Don’t get into a long-distance relationship. That’s the prevailing wisdom. There’s this stigma attached to them that they’re difficult, painstaking, and a bit of a drag. And especially with a Cambridge workload, it seems nigh-on impossible to juggle.
What do you do in the midst of a late-night essay crisis when you hear your phone ringing? “Sorry babe – not tonight – gotta study” only works so many times, and the constant rush in the day from library to lecture to supervision to lab (or back to the library, for humanities students) leaves little time to text.
Believe me. I understand this better than most people. In exam season, I met and fell for a Welsh girl, and we’ve been doing Wales-Cambridge ever since. It’s 200 miles. Four or five hours on a train. Before that, I had done Surrey-Cheshire for two years. I put it down to an incessant travel-bug.
But, what’s worse, we met through Cambridge: I was a NatSci, she was a Classicist. I got in, she was rejected. Same college. We found out at the same time on a phone call to each other.
The next few months were torture. Because what do you do? She opted for a gap year over her Durham spot, and to reapply to the Other Place. I was proud of her fortitude. She was proud of me for getting in, and was happy for me, despite being desperately sad for herself, as I, too, was for her.
This is the key to any long-distance relationship. You’re not with them often. You spend most your time a country apart. They’ve got to flourish in themselves, and, importantly, so have you. It’s incredibly difficult to do that if either of you are putting across feelings of resentment or envy. But simultaneously, brave-facing everyday when you really don’t want to be where you are is immensely trying. It’s all about understanding and mutual encouragement enabling independence.
In a way, the relationship made each of our lives easier than they would’ve been otherwise.
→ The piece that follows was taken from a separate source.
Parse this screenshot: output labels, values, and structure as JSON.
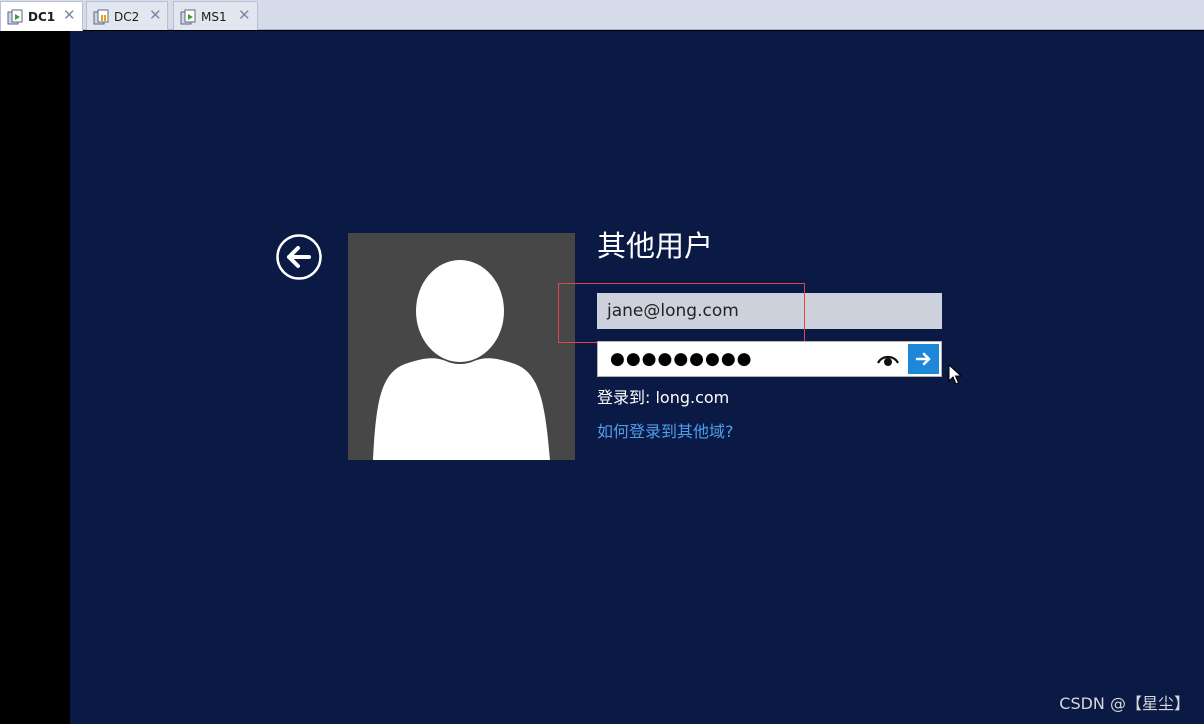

Moving to Cambridge and beginning to study amongst the brightest minds in the country was staggering at best and crushing at worst. Having an outside shoulder meant I could go back to my room in an evening, Facetime back to Wales, and forget about the mountain of work behind me for a little while. When I was overworking myself, I was told to calm down. If I was dropping the ball, I was gently led to pick it up.
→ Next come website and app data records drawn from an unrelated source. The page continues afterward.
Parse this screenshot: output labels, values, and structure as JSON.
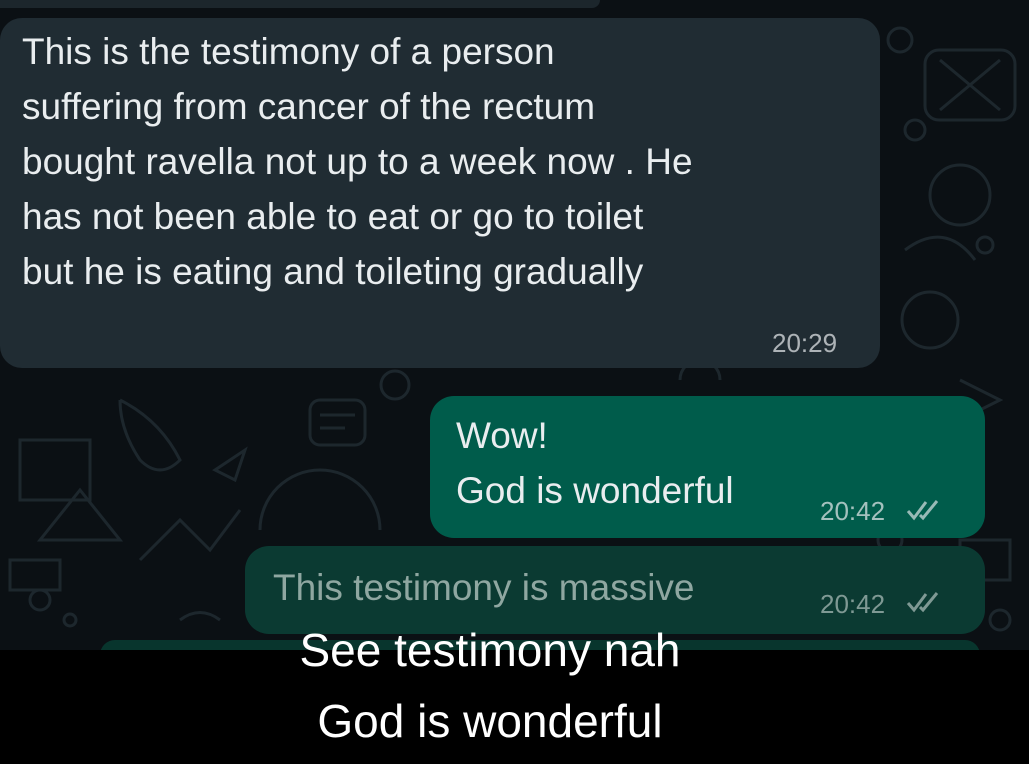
{
  "messages": [
    {
      "direction": "incoming",
      "text": "This is the testimony of a person\nsuffering from cancer of the rectum\nbought ravella not up to a week now . He\nhas not been able to eat or go to toilet\nbut he is eating and toileting gradually",
      "time": "20:29"
    },
    {
      "direction": "outgoing",
      "text": "Wow!\nGod is wonderful",
      "time": "20:42",
      "status": "read-double-check-icon"
    },
    {
      "direction": "outgoing",
      "text": "This testimony is massive",
      "time": "20:42",
      "status": "read-double-check-icon"
    }
  ],
  "caption": {
    "line1": "See testimony nah",
    "line2": "God is wonderful"
  },
  "colors": {
    "background": "#0b1014",
    "incoming_bubble": "#202c33",
    "outgoing_bubble": "#005c4b",
    "text": "#e9edef",
    "caption_bar": "#000000"
  }
}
For her, feeling trapped in rural North Wales, it meant every few weeks she could come to stay in Cambridge with me, read a book, wander the market-stalls, find a library. She got to experience Cambridge life despite having lost out on a place. Cambridge became her monthly pilgrimage.
Despite the trials common to any relationship, and the near-constant feeling of something (or someone) missing, it’s always infinitely better than nothing. It pops your ‘Cambridge bubble’, and keeps you rooted from the outside. The prevailing wisdom about the hardships of long-distance relationships might have a point at times, but realistically, especially in Cambridge, they often have far more power to do good than harm.
So how does this story end? Where are we now?
While she was applying for Oxford, she got some news. OCR had admitted administrative error on two of her four exam papers, and her grade went up to an A*. She emailed Cambridge, and in the blink of an eye got her place back for 2020.
And what’s more: in the middle of January, Oxford gave her an unconditional place to study their BA Classics. There’s only one loophole in the mutually exclusive Oxbridge system, and she found it.
Of course, the choice, for her, is obvious. It’s Cambridge all the way. For neither of us does it feel real that next year we won’t be doing this crazy 200-mile back-and-forth, but living instead almost next-door to each other. Things couldn’t be better. As that Persian adage goes, “this too shall pass”. And pass it has.